(Dataset items)

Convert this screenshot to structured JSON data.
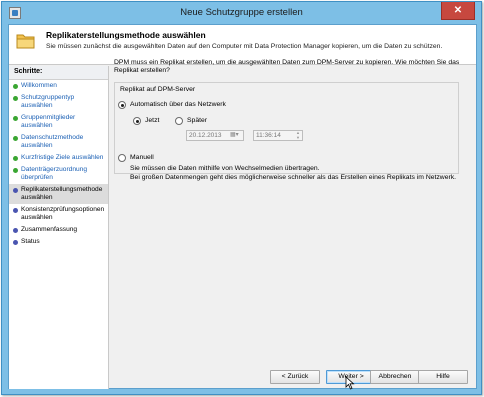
{
  "window": {
    "title": "Neue Schutzgruppe erstellen",
    "close_label": "✕"
  },
  "header": {
    "title": "Replikaterstellungsmethode auswählen",
    "subtitle": "Sie müssen zunächst die ausgewählten Daten auf den Computer mit Data Protection Manager kopieren, um die Daten zu schützen."
  },
  "sidebar": {
    "heading": "Schritte:",
    "steps": [
      {
        "label": "Willkommen",
        "state": "done"
      },
      {
        "label": "Schutzgruppentyp auswählen",
        "state": "done"
      },
      {
        "label": "Gruppenmitglieder auswählen",
        "state": "done"
      },
      {
        "label": "Datenschutzmethode auswählen",
        "state": "done"
      },
      {
        "label": "Kurzfristige Ziele auswählen",
        "state": "done"
      },
      {
        "label": "Datenträgerzuordnung überprüfen",
        "state": "done"
      },
      {
        "label": "Replikaterstellungsmethode auswählen",
        "state": "current"
      },
      {
        "label": "Konsistenzprüfungsoptionen auswählen",
        "state": "pending"
      },
      {
        "label": "Zusammenfassung",
        "state": "pending"
      },
      {
        "label": "Status",
        "state": "pending"
      }
    ]
  },
  "main": {
    "intro": "DPM muss ein Replikat erstellen, um die ausgewählten Daten zum DPM-Server zu kopieren. Wie möchten Sie das Replikat erstellen?",
    "group_label": "Replikat auf DPM-Server",
    "auto_label": "Automatisch über das Netzwerk",
    "now_label": "Jetzt",
    "later_label": "Später",
    "date_value": "20.12.2013",
    "time_value": "11:36:14",
    "manual_label": "Manuell",
    "manual_desc_1": "Sie müssen die Daten mithilfe von Wechselmedien übertragen.",
    "manual_desc_2": "Bei großen Datenmengen geht dies möglicherweise schneller als das Erstellen eines Replikats im Netzwerk."
  },
  "buttons": {
    "back": "< Zurück",
    "next": "Weiter >",
    "cancel": "Abbrechen",
    "help": "Hilfe"
  },
  "colors": {
    "accent_frame": "#7dbfe6",
    "done_dot": "#3aa632",
    "pending_dot": "#4a55b0",
    "link": "#1a5fb4"
  }
}
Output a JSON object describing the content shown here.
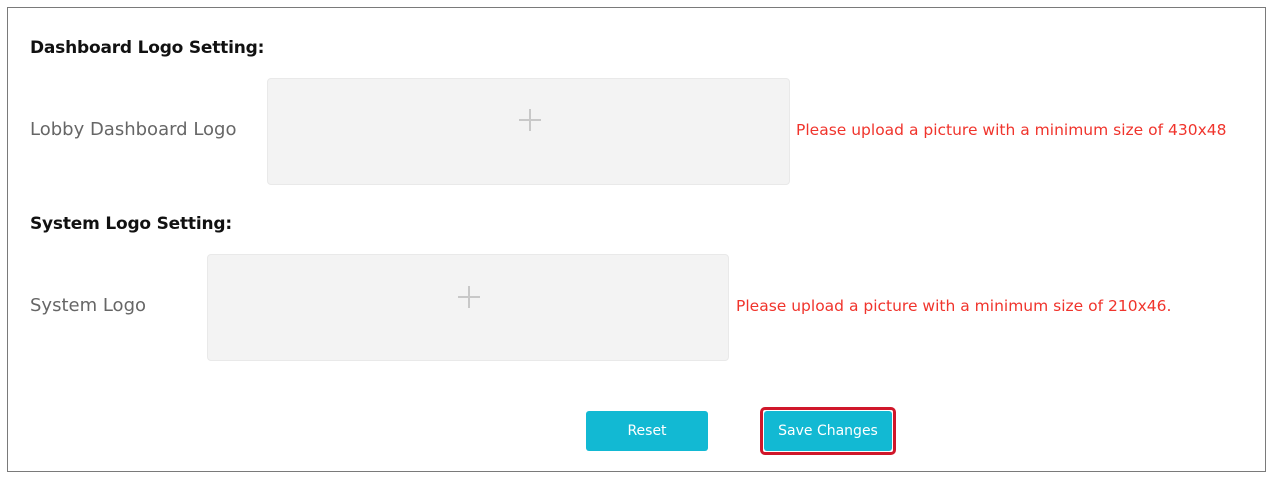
{
  "dashboard_section": {
    "title": "Dashboard Logo Setting:",
    "field_label": "Lobby Dashboard Logo",
    "hint": "Please upload a picture with a minimum size of 430x48"
  },
  "system_section": {
    "title": "System Logo Setting:",
    "field_label": "System Logo",
    "hint": "Please upload a picture with a minimum size of 210x46."
  },
  "actions": {
    "reset_label": "Reset",
    "save_label": "Save Changes"
  },
  "colors": {
    "accent": "#12b9d3",
    "hint_red": "#f0342c",
    "highlight_red": "#d0172a"
  },
  "icons": {
    "upload": "plus-icon"
  }
}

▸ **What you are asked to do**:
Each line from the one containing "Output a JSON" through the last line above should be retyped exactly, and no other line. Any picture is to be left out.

▸ **Response**:
Output a JSON object describing the content shown here.
{
  "dashboard_section": {
    "title": "Dashboard Logo Setting:",
    "field_label": "Lobby Dashboard Logo",
    "hint": "Please upload a picture with a minimum size of 430x48"
  },
  "system_section": {
    "title": "System Logo Setting:",
    "field_label": "System Logo",
    "hint": "Please upload a picture with a minimum size of 210x46."
  },
  "actions": {
    "reset_label": "Reset",
    "save_label": "Save Changes"
  },
  "colors": {
    "accent": "#12b9d3",
    "hint_red": "#f0342c",
    "highlight_red": "#d0172a"
  },
  "icons": {
    "upload": "plus-icon"
  }
}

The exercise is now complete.